Harvardwood Masterclass with Comedy Writer David Misch - Wednesday, Mar. 23rd
Screenwriter David Misch (Mork & Mindy, The Muppets Take Manhattan, Police Squad!, Duckman, Saturday Night Live), author of Funny the Book: Everything You Always Wanted To Know About Comedy, presents a class which comes with an ironclad guarantee that it will impart no usable skills.
Okay, that could be an exaggeration, but “The Rules” is a mini-version of “Practical Foundations of Comedy”, a course with the same guarantee which David’s taught at USC, UCLA, AFI, the Actors Studio (NYC), Oxford and Columbia Universities, and the University of Sydney. The class has no direct instruction but is a critical, and serious (and funny), exploration of comedy as an art form. “The Rules” gives actors, writers, directors, producers and Crafts Service personnel a close-up view of comedy’s innards, the idea being that understanding how comedy works will help you work in comedy. Anyway, that’s my story and I’m sticking to it.
Harvardwood Heads To... The Ivy Plus Society's Spring Kick Off Event - Wednesday, Mar. 30th
Come play with The Ivy Plus Society this March at one of our favorite rooftop bars, Skybar at the Mondrian. With it's stunning sights, delicious cocktails, and fabulous crowd it's no wonder that Skybar "has been one of Los Angeles' hottest nightspots from the day it opened" (The Sunset Strip). The only way to kick off Spring is to mix and mingle at "one of the most beautiful views of West L.A." (LA.com). 10% of ticket sales will go to Lights Camera Cure Charity - The Hollywood Dance Marathon.
C.L.A. invites Harvardwood to How to Work Successfully With Your Book Publisher - Wednesday, Mar. 23rd
Join Rebecca Lanctot, Esq to discuss ideas on how to work successfully with your book publisher. Learn what to expect in typical legal agreements used when working with a publisher including a discussion of commonly included provisions in such agreements, general expectations in the publisher-author or publisher-illustrator relationship, and some guidelines on what to do to protect your interests while maintaining an excellent working relationship with your publisher.

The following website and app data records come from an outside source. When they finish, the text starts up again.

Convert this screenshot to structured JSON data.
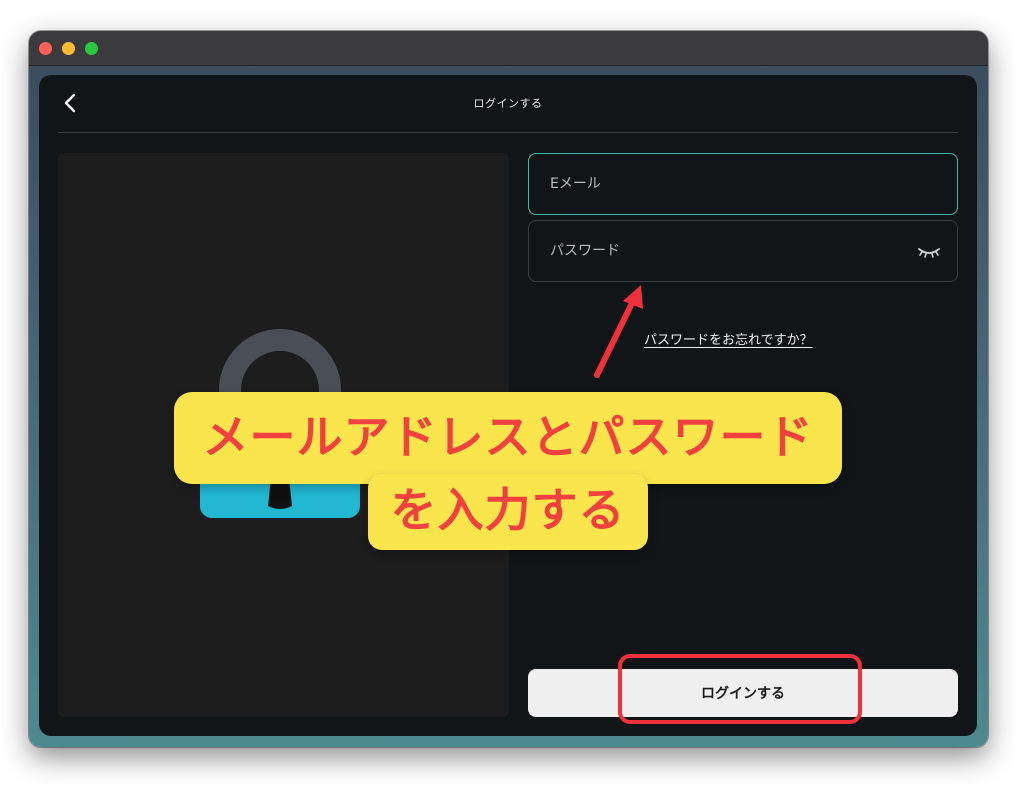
{
  "window": {
    "traffic_lights": [
      "close",
      "minimize",
      "zoom"
    ]
  },
  "header": {
    "back_icon": "chevron-left-icon",
    "title": "ログインする"
  },
  "illustration": {
    "icon": "padlock-icon",
    "colors": {
      "shackle": "#4a4f55",
      "body": "#22b8d4",
      "keyhole": "#111111"
    }
  },
  "form": {
    "email": {
      "placeholder": "Eメール",
      "value": ""
    },
    "password": {
      "placeholder": "パスワード",
      "value": "",
      "toggle_icon": "eye-closed-icon"
    },
    "forgot_link": "パスワードをお忘れですか？",
    "login_button": "ログインする"
  },
  "annotation": {
    "callout_line1": "メールアドレスとパスワード",
    "callout_line2": "を入力する",
    "colors": {
      "callout_bg": "#fbe54d",
      "callout_text": "#f04040",
      "highlight": "#f0303a"
    }
  },
  "colors": {
    "app_bg": "#121517",
    "accent": "#3fb8b0",
    "button_bg": "#efefef"
  }
}
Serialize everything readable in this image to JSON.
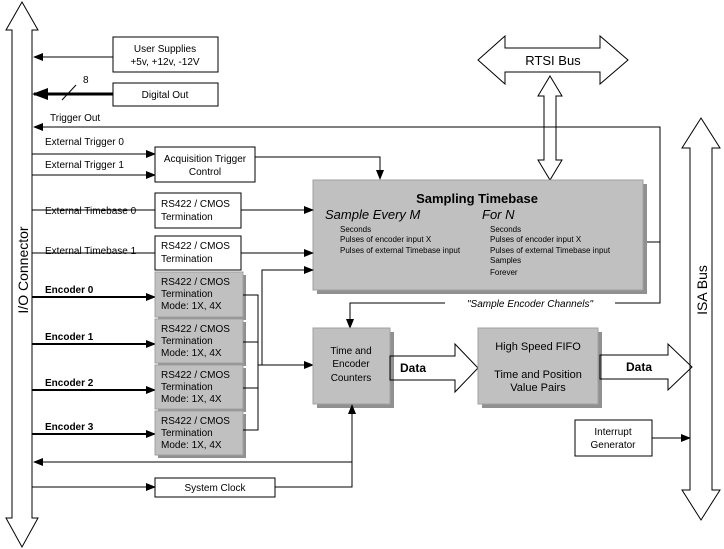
{
  "buses": {
    "io": "I/O Connector",
    "isa": "ISA Bus",
    "rtsi": "RTSI Bus"
  },
  "signals": {
    "trigger_out": "Trigger Out",
    "ext_trigger_0": "External Trigger 0",
    "ext_trigger_1": "External Trigger 1",
    "ext_timebase_0": "External Timebase 0",
    "ext_timebase_1": "External Timebase 1",
    "encoders": [
      "Encoder 0",
      "Encoder 1",
      "Encoder 2",
      "Encoder 3"
    ],
    "digital_width": "8",
    "sample_encoder": "\"Sample Encoder Channels\"",
    "data1": "Data",
    "data2": "Data"
  },
  "boxes": {
    "user_supplies": [
      "User Supplies",
      "+5v, +12v, -12V"
    ],
    "digital_out": "Digital Out",
    "acq_trigger": [
      "Acquisition Trigger",
      "Control"
    ],
    "rs422": [
      "RS422 / CMOS",
      "Termination"
    ],
    "rs422_enc": [
      "RS422 / CMOS",
      "Termination",
      "Mode: 1X, 4X"
    ],
    "counters": [
      "Time and",
      "Encoder",
      "Counters"
    ],
    "fifo": [
      "High Speed FIFO",
      "Time and Position",
      "Value Pairs"
    ],
    "interrupt": [
      "Interrupt",
      "Generator"
    ],
    "system_clock": "System Clock"
  },
  "timebase": {
    "title": "Sampling Timebase",
    "every": "Sample Every M",
    "every_items": [
      "Seconds",
      "Pulses of encoder input X",
      "Pulses of external Timebase input"
    ],
    "for": "For N",
    "for_items": [
      "Seconds",
      "Pulses of encoder input X",
      "Pulses of external Timebase input",
      "Samples",
      "Forever"
    ]
  }
}
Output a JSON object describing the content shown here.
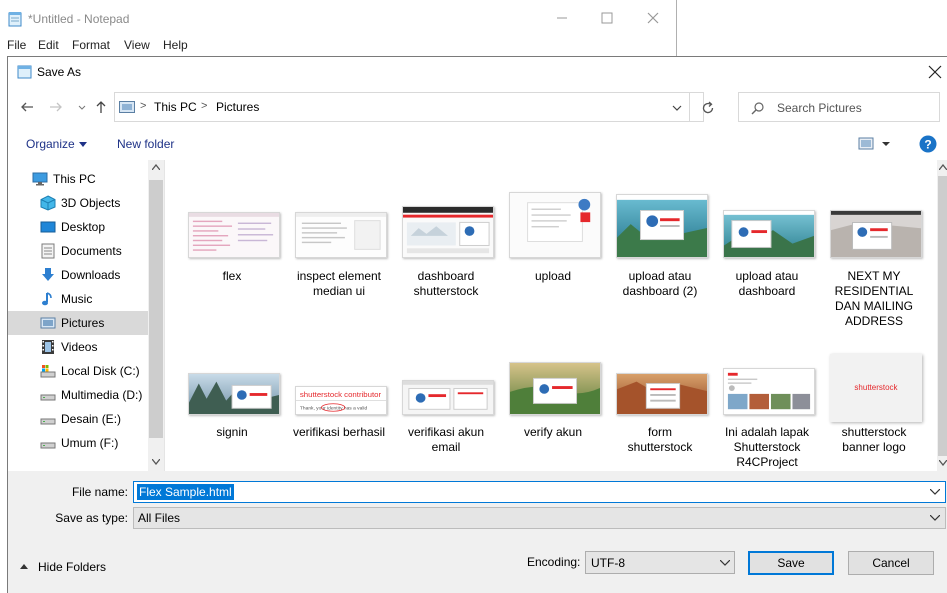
{
  "notepad": {
    "title": "*Untitled - Notepad",
    "menu": [
      "File",
      "Edit",
      "Format",
      "View",
      "Help"
    ]
  },
  "dialog": {
    "title": "Save As",
    "breadcrumb": [
      "This PC",
      "Pictures"
    ],
    "search_placeholder": "Search Pictures",
    "toolbar": {
      "organize": "Organize",
      "new_folder": "New folder",
      "help": "?"
    },
    "sidebar": [
      {
        "label": "This PC",
        "icon": "computer-icon"
      },
      {
        "label": "3D Objects",
        "icon": "cube-icon"
      },
      {
        "label": "Desktop",
        "icon": "desktop-icon"
      },
      {
        "label": "Documents",
        "icon": "documents-icon"
      },
      {
        "label": "Downloads",
        "icon": "download-icon"
      },
      {
        "label": "Music",
        "icon": "music-icon"
      },
      {
        "label": "Pictures",
        "icon": "pictures-icon",
        "selected": true
      },
      {
        "label": "Videos",
        "icon": "video-icon"
      },
      {
        "label": "Local Disk (C:)",
        "icon": "system-drive-icon"
      },
      {
        "label": "Multimedia (D:)",
        "icon": "drive-icon"
      },
      {
        "label": "Desain (E:)",
        "icon": "drive-icon"
      },
      {
        "label": "Umum (F:)",
        "icon": "drive-icon"
      }
    ],
    "files": [
      {
        "name": "flex",
        "lines": [
          "flex"
        ]
      },
      {
        "name": "inspect element median ui",
        "lines": [
          "inspect element",
          "median ui"
        ]
      },
      {
        "name": "dashboard shutterstock",
        "lines": [
          "dashboard",
          "shutterstock"
        ]
      },
      {
        "name": "upload",
        "lines": [
          "upload"
        ]
      },
      {
        "name": "upload atau dashboard (2)",
        "lines": [
          "upload atau",
          "dashboard (2)"
        ]
      },
      {
        "name": "upload atau dashboard",
        "lines": [
          "upload atau",
          "dashboard"
        ]
      },
      {
        "name": "NEXT MY RESIDENTIAL DAN MAILING ADDRESS",
        "lines": [
          "NEXT MY",
          "RESIDENTIAL",
          "DAN MAILING",
          "ADDRESS"
        ]
      },
      {
        "name": "signin",
        "lines": [
          "signin"
        ]
      },
      {
        "name": "verifikasi berhasil",
        "lines": [
          "verifikasi berhasil"
        ]
      },
      {
        "name": "verifikasi akun email",
        "lines": [
          "verifikasi akun",
          "email"
        ]
      },
      {
        "name": "verify akun",
        "lines": [
          "verify akun"
        ]
      },
      {
        "name": "form shutterstock",
        "lines": [
          "form",
          "shutterstock"
        ]
      },
      {
        "name": "Ini adalah lapak Shutterstock R4CProject",
        "lines": [
          "Ini adalah lapak",
          "Shutterstock",
          "R4CProject"
        ]
      },
      {
        "name": "shutterstock banner logo",
        "lines": [
          "shutterstock",
          "banner logo"
        ]
      }
    ],
    "thumb_text": {
      "shutterstock_logo": "shutterstock",
      "contributor_logo": "shutterstock contributor",
      "contributor_msg": "Thank, your identity has a valid"
    },
    "file_name_label": "File name:",
    "file_name_value": "Flex Sample.html",
    "save_as_type_label": "Save as type:",
    "save_as_type_value": "All Files",
    "hide_folders": "Hide Folders",
    "encoding_label": "Encoding:",
    "encoding_value": "UTF-8",
    "save_button": "Save",
    "cancel_button": "Cancel"
  },
  "colors": {
    "accent": "#0078d7",
    "link_text": "#1e3287",
    "selected_nav": "#d9d9d9",
    "shutterstock_red": "#e5282c"
  }
}
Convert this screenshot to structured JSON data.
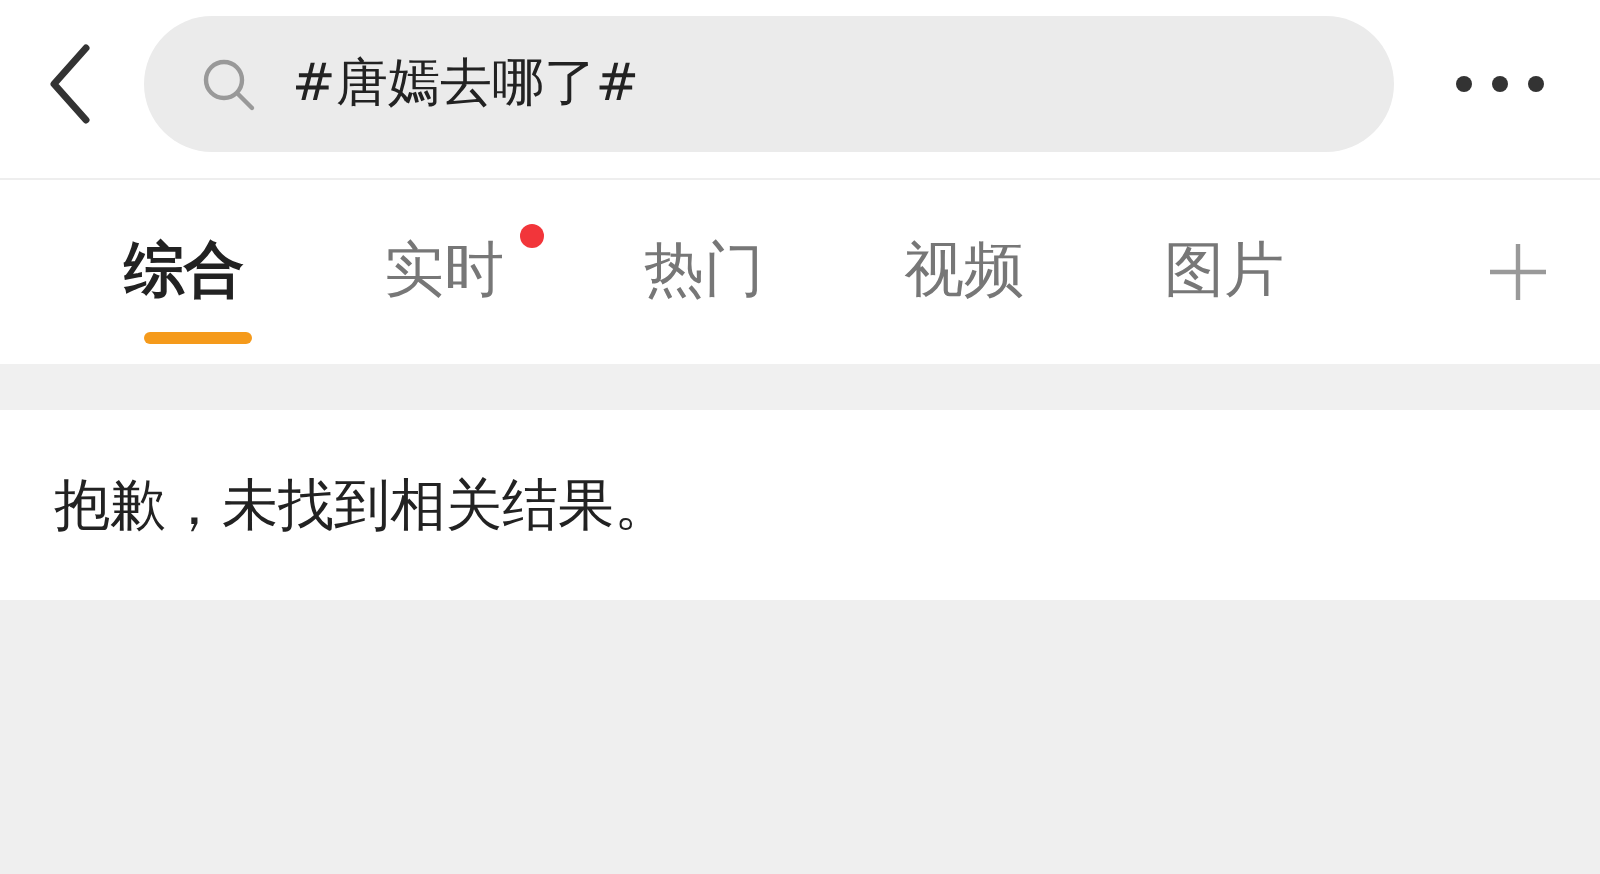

First birthday of our new look—renew your membership!
A year ago, we launched a new Harvardwood website with a new look! Since then, we've been glad to see you all taking advantage of the site's user-friendly features. Harvardwood members can easily view upcoming events, browse and list relevant job opportunities, post to the bulletin boards, peruse members' artwork and videos, and share their latest published online articles ... to name just a few perks of membership.
Harvardwood does not represent or endorse the accuracy or reliability of any of the information, content or advertisements (collectively "Materials") contained on, distributed through, or linked, downloaded or accessed from any of the services contained in this e-mail. You hereby acknowledge that any reliance upon any Materials shall be at your sole risk. The materials are provided by Harvardwood on an "AS IS" basis, and Harvardwood expressly disclaims any and all warranties, express or implied.